■ YOUR GOAL
The records below are to be duplicated exactly as they appear.

■ AVAILABLE DATA
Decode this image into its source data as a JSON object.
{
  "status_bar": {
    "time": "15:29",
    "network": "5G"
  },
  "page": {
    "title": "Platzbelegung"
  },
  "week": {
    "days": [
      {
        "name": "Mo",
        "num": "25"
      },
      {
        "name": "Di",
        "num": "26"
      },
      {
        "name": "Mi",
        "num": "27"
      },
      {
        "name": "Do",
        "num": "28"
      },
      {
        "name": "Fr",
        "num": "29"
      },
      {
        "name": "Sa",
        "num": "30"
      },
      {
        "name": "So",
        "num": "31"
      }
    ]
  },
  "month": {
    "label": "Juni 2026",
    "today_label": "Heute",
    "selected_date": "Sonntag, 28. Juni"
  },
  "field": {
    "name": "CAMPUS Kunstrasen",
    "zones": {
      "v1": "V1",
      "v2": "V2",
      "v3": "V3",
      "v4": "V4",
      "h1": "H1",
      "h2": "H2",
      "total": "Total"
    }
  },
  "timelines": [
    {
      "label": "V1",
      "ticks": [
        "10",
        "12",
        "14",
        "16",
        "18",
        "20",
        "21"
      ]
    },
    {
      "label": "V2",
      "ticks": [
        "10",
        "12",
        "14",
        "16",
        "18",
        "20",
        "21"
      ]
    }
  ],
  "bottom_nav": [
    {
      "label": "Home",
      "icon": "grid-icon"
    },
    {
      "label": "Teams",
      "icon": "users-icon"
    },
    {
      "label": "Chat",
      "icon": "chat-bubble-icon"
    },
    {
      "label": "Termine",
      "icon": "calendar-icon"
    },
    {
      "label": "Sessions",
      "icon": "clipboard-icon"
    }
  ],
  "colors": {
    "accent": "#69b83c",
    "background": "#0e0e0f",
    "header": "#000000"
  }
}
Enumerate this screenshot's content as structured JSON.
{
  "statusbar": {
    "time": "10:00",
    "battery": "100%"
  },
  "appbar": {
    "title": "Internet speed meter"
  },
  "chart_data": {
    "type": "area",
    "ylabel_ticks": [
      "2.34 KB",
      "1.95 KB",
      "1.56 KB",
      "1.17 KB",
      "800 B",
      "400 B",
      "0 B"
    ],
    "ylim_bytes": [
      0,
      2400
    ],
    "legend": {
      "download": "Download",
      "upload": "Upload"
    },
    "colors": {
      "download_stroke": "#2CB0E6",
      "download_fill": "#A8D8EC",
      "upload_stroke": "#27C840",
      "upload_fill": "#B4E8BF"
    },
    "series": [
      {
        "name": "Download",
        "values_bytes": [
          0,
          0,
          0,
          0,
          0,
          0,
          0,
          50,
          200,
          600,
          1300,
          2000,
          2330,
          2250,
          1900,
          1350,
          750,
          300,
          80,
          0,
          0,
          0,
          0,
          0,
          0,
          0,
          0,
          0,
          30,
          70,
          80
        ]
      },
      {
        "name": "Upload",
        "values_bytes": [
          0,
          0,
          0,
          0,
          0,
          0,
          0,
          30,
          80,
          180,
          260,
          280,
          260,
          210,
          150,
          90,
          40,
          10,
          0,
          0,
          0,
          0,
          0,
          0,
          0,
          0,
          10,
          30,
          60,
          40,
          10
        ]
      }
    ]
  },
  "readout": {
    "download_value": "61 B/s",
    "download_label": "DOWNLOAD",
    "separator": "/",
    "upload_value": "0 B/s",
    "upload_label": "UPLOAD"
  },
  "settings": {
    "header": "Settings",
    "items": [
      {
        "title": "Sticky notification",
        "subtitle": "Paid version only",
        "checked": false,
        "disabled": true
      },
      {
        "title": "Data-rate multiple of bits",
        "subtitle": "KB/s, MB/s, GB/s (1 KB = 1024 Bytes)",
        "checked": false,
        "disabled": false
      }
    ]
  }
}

■ EXERCISE RESULT
Decode this image into its source data as a JSON object.
{
  "status_bar": {
    "time": "15:29",
    "network": "5G"
  },
  "page": {
    "title": "Platzbelegung"
  },
  "week": {
    "days": [
      {
        "name": "Mo",
        "num": "25"
      },
      {
        "name": "Di",
        "num": "26"
      },
      {
        "name": "Mi",
        "num": "27"
      },
      {
        "name": "Do",
        "num": "28"
      },
      {
        "name": "Fr",
        "num": "29"
      },
      {
        "name": "Sa",
        "num": "30"
      },
      {
        "name": "So",
        "num": "31"
      }
    ]
  },
  "month": {
    "label": "Juni 2026",
    "today_label": "Heute",
    "selected_date": "Sonntag, 28. Juni"
  },
  "field": {
    "name": "CAMPUS Kunstrasen",
    "zones": {
      "v1": "V1",
      "v2": "V2",
      "v3": "V3",
      "v4": "V4",
      "h1": "H1",
      "h2": "H2",
      "total": "Total"
    }
  },
  "timelines": [
    {
      "label": "V1",
      "ticks": [
        "10",
        "12",
        "14",
        "16",
        "18",
        "20",
        "21"
      ]
    },
    {
      "label": "V2",
      "ticks": [
        "10",
        "12",
        "14",
        "16",
        "18",
        "20",
        "21"
      ]
    }
  ],
  "bottom_nav": [
    {
      "label": "Home",
      "icon": "grid-icon"
    },
    {
      "label": "Teams",
      "icon": "users-icon"
    },
    {
      "label": "Chat",
      "icon": "chat-bubble-icon"
    },
    {
      "label": "Termine",
      "icon": "calendar-icon"
    },
    {
      "label": "Sessions",
      "icon": "clipboard-icon"
    }
  ],
  "colors": {
    "accent": "#69b83c",
    "background": "#0e0e0f",
    "header": "#000000"
  }
}
Enumerate this screenshot's content as structured JSON.
{
  "statusbar": {
    "time": "10:00",
    "battery": "100%"
  },
  "appbar": {
    "title": "Internet speed meter"
  },
  "chart_data": {
    "type": "area",
    "ylabel_ticks": [
      "2.34 KB",
      "1.95 KB",
      "1.56 KB",
      "1.17 KB",
      "800 B",
      "400 B",
      "0 B"
    ],
    "ylim_bytes": [
      0,
      2400
    ],
    "legend": {
      "download": "Download",
      "upload": "Upload"
    },
    "colors": {
      "download_stroke": "#2CB0E6",
      "download_fill": "#A8D8EC",
      "upload_stroke": "#27C840",
      "upload_fill": "#B4E8BF"
    },
    "series": [
      {
        "name": "Download",
        "values_bytes": [
          0,
          0,
          0,
          0,
          0,
          0,
          0,
          50,
          200,
          600,
          1300,
          2000,
          2330,
          2250,
          1900,
          1350,
          750,
          300,
          80,
          0,
          0,
          0,
          0,
          0,
          0,
          0,
          0,
          0,
          30,
          70,
          80
        ]
      },
      {
        "name": "Upload",
        "values_bytes": [
          0,
          0,
          0,
          0,
          0,
          0,
          0,
          30,
          80,
          180,
          260,
          280,
          260,
          210,
          150,
          90,
          40,
          10,
          0,
          0,
          0,
          0,
          0,
          0,
          0,
          0,
          10,
          30,
          60,
          40,
          10
        ]
      }
    ]
  },
  "readout": {
    "download_value": "61 B/s",
    "download_label": "DOWNLOAD",
    "separator": "/",
    "upload_value": "0 B/s",
    "upload_label": "UPLOAD"
  },
  "settings": {
    "header": "Settings",
    "items": [
      {
        "title": "Sticky notification",
        "subtitle": "Paid version only",
        "checked": false,
        "disabled": true
      },
      {
        "title": "Data-rate multiple of bits",
        "subtitle": "KB/s, MB/s, GB/s (1 KB = 1024 Bytes)",
        "checked": false,
        "disabled": false
      }
    ]
  }
}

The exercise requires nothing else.